### YOUR INSTRUCTIONS
Write out the records in full and without alteration, setting aside their pictures.

### RECORDS SHOWN
◆ ◆ ◆

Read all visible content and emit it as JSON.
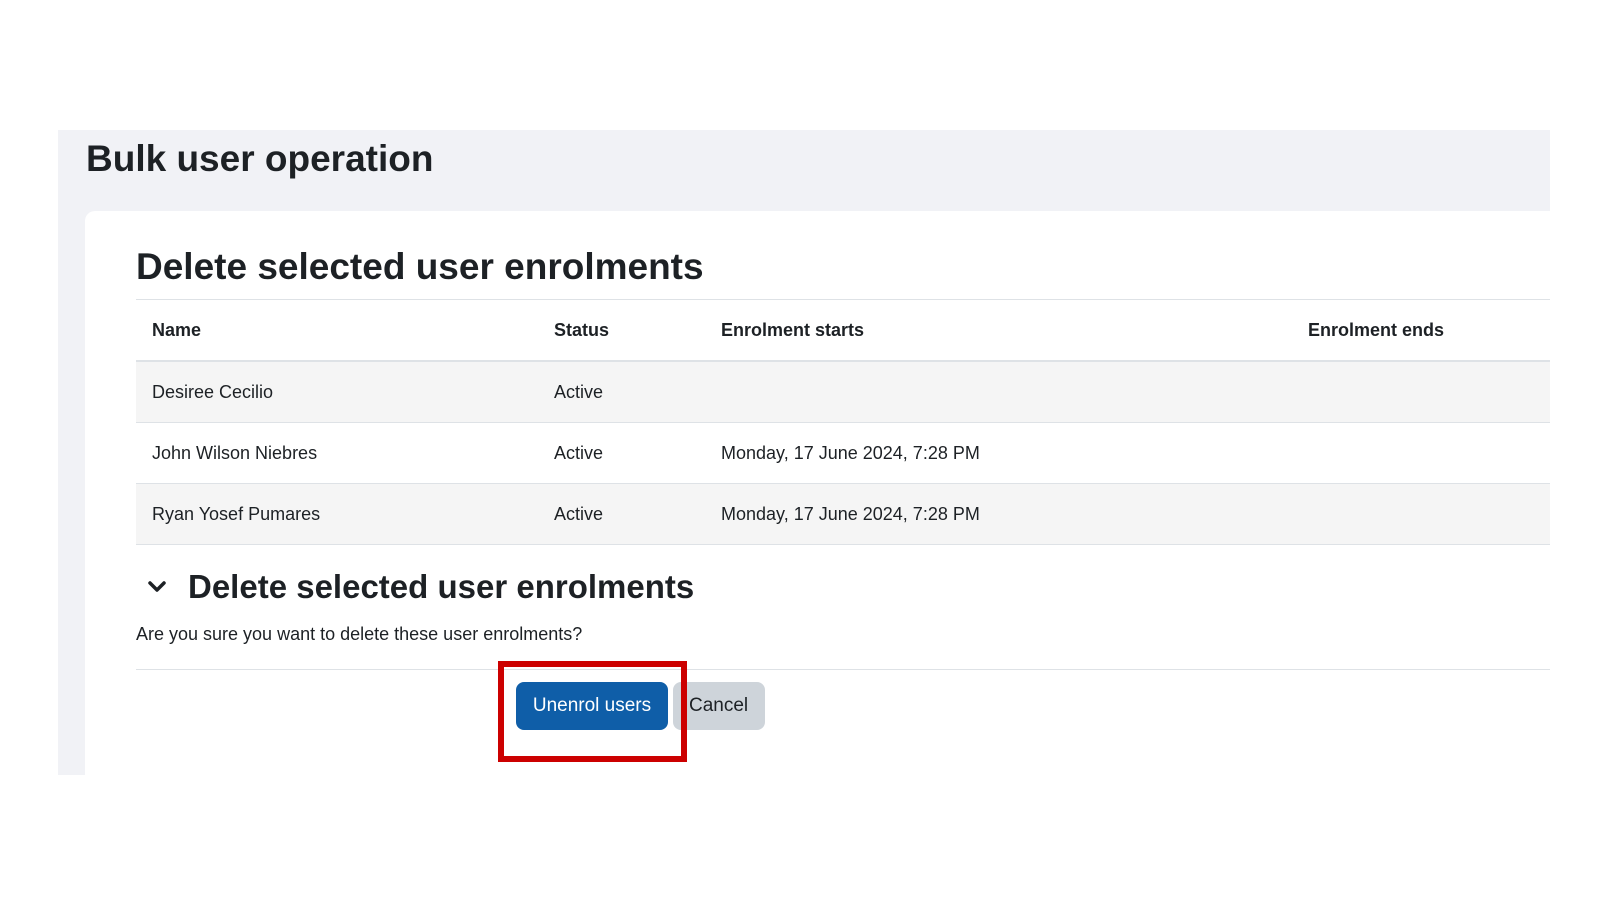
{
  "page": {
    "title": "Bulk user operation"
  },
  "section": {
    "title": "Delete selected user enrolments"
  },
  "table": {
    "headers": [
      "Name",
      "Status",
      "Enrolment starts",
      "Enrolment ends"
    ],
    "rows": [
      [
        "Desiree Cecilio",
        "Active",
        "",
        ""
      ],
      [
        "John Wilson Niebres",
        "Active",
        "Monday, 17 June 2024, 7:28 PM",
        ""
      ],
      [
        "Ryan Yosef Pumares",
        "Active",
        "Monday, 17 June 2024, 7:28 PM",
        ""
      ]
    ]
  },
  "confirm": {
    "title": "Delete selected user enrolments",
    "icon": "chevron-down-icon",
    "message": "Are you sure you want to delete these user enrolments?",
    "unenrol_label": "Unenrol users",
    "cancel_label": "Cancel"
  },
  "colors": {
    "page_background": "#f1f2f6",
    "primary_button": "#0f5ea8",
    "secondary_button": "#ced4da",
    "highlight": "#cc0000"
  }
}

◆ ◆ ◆

### SOLVED PROBLEM
Read all visible content and emit it as JSON.
{
  "page": {
    "title": "Bulk user operation"
  },
  "section": {
    "title": "Delete selected user enrolments"
  },
  "table": {
    "headers": [
      "Name",
      "Status",
      "Enrolment starts",
      "Enrolment ends"
    ],
    "rows": [
      [
        "Desiree Cecilio",
        "Active",
        "",
        ""
      ],
      [
        "John Wilson Niebres",
        "Active",
        "Monday, 17 June 2024, 7:28 PM",
        ""
      ],
      [
        "Ryan Yosef Pumares",
        "Active",
        "Monday, 17 June 2024, 7:28 PM",
        ""
      ]
    ]
  },
  "confirm": {
    "title": "Delete selected user enrolments",
    "icon": "chevron-down-icon",
    "message": "Are you sure you want to delete these user enrolments?",
    "unenrol_label": "Unenrol users",
    "cancel_label": "Cancel"
  },
  "colors": {
    "page_background": "#f1f2f6",
    "primary_button": "#0f5ea8",
    "secondary_button": "#ced4da",
    "highlight": "#cc0000"
  }
}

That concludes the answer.